This small and beautiful nation is a text book case of the victim being blamed for the crimes/injustices perpetuated against it. The historic role of the United States in the deliberate destruction of this country is not completely known. Since the presidency of Thomas Jefferson until the 21st century the United States of America has repeatedly done everything in its power to destroy Haiti. Why? According to historian James Sidbury: Read More

Digging Up the Story

Four years ago (2008) archeologists began to excavate a portion of an African burial ground in preparation for building a road to a new airport financed by the British government. This site is just uphill from the capital city, Jamestown. This is not Jamestown, Virginia but on St. Helena Island in the South Atlantic. Ironically it involves the same people, same story – British settlers and African slaves. The cemetery Read More

Source Documents for Blog Visitors, February 2012

This project is committed to getting out information to those who are interested. We pledged to provide readers quarterly with materials that we base the posts upon, so here are the second quarter’s materials as promised by category with annotation.
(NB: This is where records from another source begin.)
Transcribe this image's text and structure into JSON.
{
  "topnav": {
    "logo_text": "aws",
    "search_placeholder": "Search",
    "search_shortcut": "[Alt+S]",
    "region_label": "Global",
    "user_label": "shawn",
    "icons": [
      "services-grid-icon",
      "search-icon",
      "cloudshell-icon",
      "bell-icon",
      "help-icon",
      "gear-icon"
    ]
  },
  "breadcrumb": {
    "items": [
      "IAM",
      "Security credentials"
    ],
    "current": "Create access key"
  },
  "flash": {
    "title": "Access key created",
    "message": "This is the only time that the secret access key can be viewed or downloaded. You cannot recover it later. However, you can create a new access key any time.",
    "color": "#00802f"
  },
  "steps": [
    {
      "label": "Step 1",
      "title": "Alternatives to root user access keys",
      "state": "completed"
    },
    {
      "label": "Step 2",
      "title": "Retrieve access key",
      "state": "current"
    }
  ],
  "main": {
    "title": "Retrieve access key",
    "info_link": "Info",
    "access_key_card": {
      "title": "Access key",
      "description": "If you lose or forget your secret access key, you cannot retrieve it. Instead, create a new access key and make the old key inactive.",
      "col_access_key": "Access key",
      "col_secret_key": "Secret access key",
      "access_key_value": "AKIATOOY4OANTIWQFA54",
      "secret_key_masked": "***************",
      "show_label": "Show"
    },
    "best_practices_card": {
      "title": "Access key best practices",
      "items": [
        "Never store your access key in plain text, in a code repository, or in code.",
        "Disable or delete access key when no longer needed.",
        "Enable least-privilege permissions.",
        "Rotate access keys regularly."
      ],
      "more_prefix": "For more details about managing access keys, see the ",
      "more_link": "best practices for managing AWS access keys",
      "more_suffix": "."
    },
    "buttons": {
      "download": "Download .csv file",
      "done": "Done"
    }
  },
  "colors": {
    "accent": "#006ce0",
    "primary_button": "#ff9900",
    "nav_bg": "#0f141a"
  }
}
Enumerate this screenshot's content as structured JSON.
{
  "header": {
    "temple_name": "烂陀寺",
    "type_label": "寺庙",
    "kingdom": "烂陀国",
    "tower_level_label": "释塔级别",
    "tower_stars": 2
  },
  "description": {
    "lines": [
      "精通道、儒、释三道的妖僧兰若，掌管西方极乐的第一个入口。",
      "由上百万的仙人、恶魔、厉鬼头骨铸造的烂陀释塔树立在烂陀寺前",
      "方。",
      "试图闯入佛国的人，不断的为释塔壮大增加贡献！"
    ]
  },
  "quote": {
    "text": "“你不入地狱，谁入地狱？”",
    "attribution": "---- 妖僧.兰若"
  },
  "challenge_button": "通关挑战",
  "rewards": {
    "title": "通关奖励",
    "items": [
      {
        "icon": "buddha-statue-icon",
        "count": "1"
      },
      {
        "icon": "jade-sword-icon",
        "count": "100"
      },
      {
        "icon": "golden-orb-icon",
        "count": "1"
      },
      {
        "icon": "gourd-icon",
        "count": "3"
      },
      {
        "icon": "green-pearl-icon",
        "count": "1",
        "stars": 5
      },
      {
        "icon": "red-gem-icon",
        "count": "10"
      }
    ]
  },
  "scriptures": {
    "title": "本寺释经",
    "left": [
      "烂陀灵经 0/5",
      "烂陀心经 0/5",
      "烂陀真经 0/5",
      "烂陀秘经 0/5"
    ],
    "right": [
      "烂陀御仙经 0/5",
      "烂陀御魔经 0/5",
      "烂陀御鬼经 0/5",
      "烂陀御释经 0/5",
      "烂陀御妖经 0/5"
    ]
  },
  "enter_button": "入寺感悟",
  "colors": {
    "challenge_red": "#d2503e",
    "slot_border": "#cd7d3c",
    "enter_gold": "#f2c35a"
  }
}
Articles: African Burial Ground Project: paradigm for cooperation? by Michael Blakey (Museum International, UNESCO, 2010). Professor Blakey is on our project’s advisory board and worked continuously on the Manhattan African Burial Ground Project. Read More

Adinkra Symbols

This month the project began soliciting post topics from board members and interested persons. There was a suggestion to explore the significance of adinkra symbols to the Akan, Ghanaians, and persons in the Diaspora. It seemed like an easy subject to tackle and so research was started. In exploring this subject, the use of symbols, pictographs and hieroglyphics as language mushroomed. In the same manner that advertisers and manufacturers create a Read More

Personal Stories of Captured Africans

In a previous post, The Descendant Community, November 16, 2011 the role of oral history in formal scholarship was acknowledged. Frequently first hand accounts and family stories make an event or experience not only more powerful, but also personal in a manner that research text does not. This project is dedicated to remembering ancestors, uncovering and listening to people who usually are forgotten. They seldom have the opportunity to tell Read More

Who Were They?

For the most part, it is not known from which specific communities enslaved Africans came. Over the years, scholars vary in defining their connection to specific ethnic groups on the Continent. Our best method eventually may be DNA testing throughout the Diaspora, undeniably they were from Africa – north, south, east, west, central, coast and interior. Predominantly they were adult males in their prime. In the beginning, before the demand Read More